The autism community admonishes us for not appreciating the gifts and unique qualities of this autism. Sigh.
We don’t know why he didn’t respond to the same interventions that helped others talk. Why do some kids learn to talk while others cannot? The list of interventions we tried and continue to try are too numerous to list. But sometimes autism just unfolds.
Because he is also intellectually disabled he is served by DDS (Department of Developmental Services) In 3 years, when he turns 21, he will begin vocational work in day programs for those with IDD. Aren’t we lucky? After all, many people with autism don’t qualify for DDS because they have a high IQ.

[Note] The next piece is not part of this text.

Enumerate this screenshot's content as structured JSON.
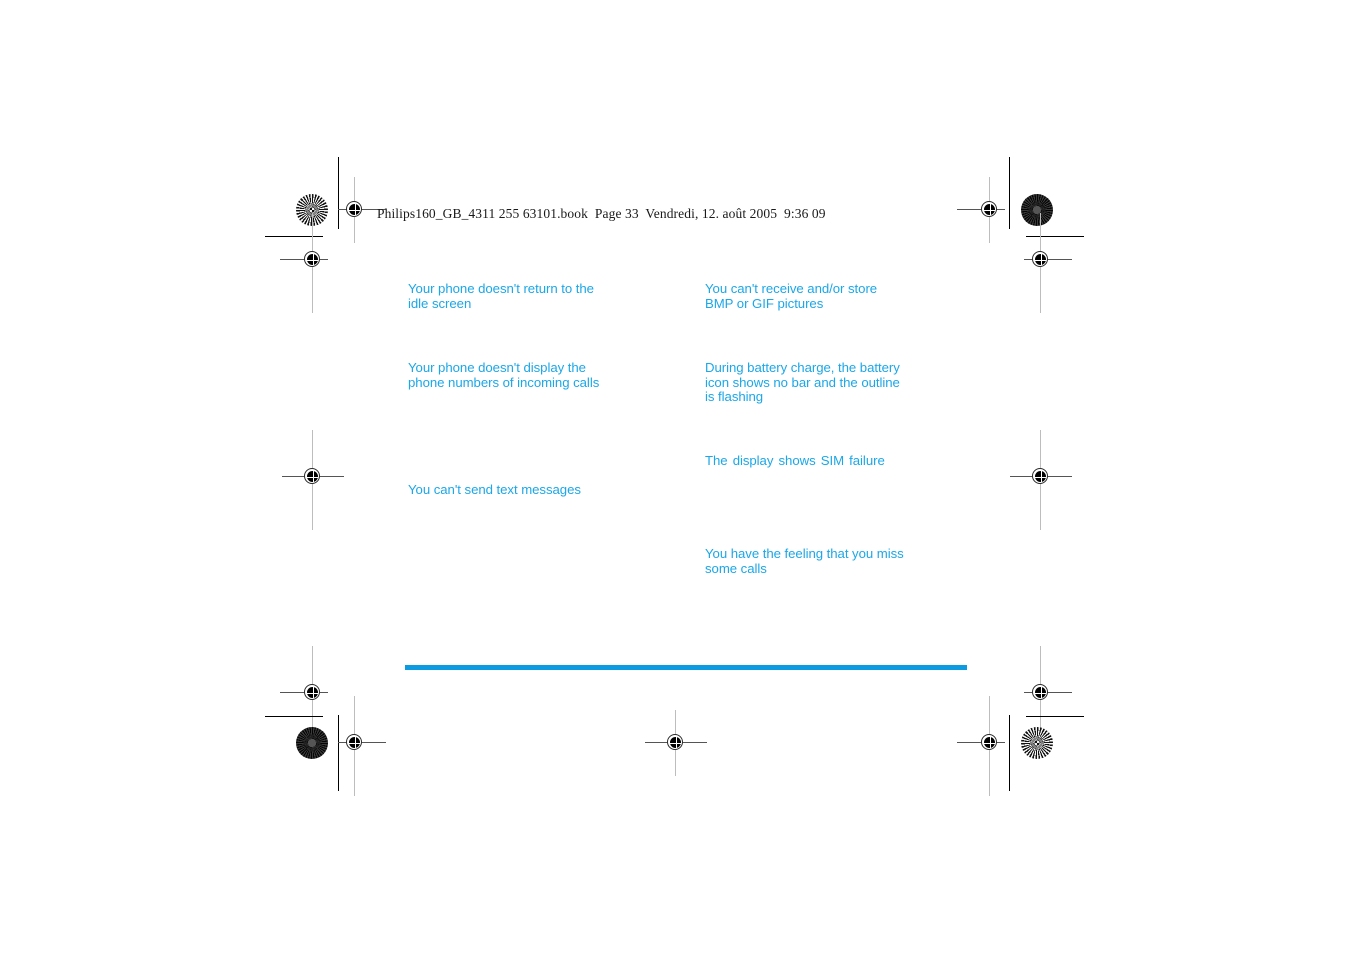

Except those programs were never set up with autism in mind. Sensory friendly lighting? Limited background noise? Separate areas to compose oneself in a safe, calm area? The basic autism friendly adjustments are all but nonexistent. How can they expect success? How will this decrease behaviors? Answer: “Your behaviors are not a good fit for our program” is the party line.
Sheltered workshops are closing or closed. Although the chief objection to sheltered workshops is financial exploitation, wage-earning is not the primary purpose of many of these ventures. Importantly, workshop compensation typically represents just a small fraction of the benefits conferred on the disabled individual: the full support package may include Social Security Income (which can be reduced as wages increase), Medicaid-funded supports, in-home assistance, residential care, behavioral support, respite, recreation, and other therapeutic services. This does not even include the money paid to workshops for providing training and supervision in safe, structured environments – necessary structural fees that often dwarf the compensation paid directly to participants.
Without vocational options, a future of isolation is inevitable. I have no choice but to tell our story and try to create a better future for Ben.
A lawyer-friend of mine with a son similar to Ben also tries to create a better world for her son. She received this message on Facebook:
“I’m sick of looking at your feed and being told not to use the word retarded. I’m sick of being told I have to hire retarded people and spend my tax money to educate them. Doesn’t it make more sense to educate normals kids, they’re the ones who make a difference in the world and grow up and make money and have families of their own. That is what matters. How about poor kids who don’t get educated, who is a lawyer for them. At least a normal poor kid can grow up and be something with an education. Im sick of hearing that you have a retarded son, get OVER IT. Life is tough for everyone and I don’t feel sorry for you. Be a lawyer for people who really need it not for people who don’t even know you are helping them.”
No wonder you don’t often hear about our type of autism. It’s too hard to handle the day-to-day challenges, the isolation, the pushback from others with autism, and people who believe that social services shouldn’t be wasted on our type of kids.
With the future barreling at us like a meteor, I am in a massive hurry to create something for Ben for when he turns 21. It seems an impossible task. I need help. I appreciate The World According to Eleanor, for sharing our story. We need a movement to help us but this is a start.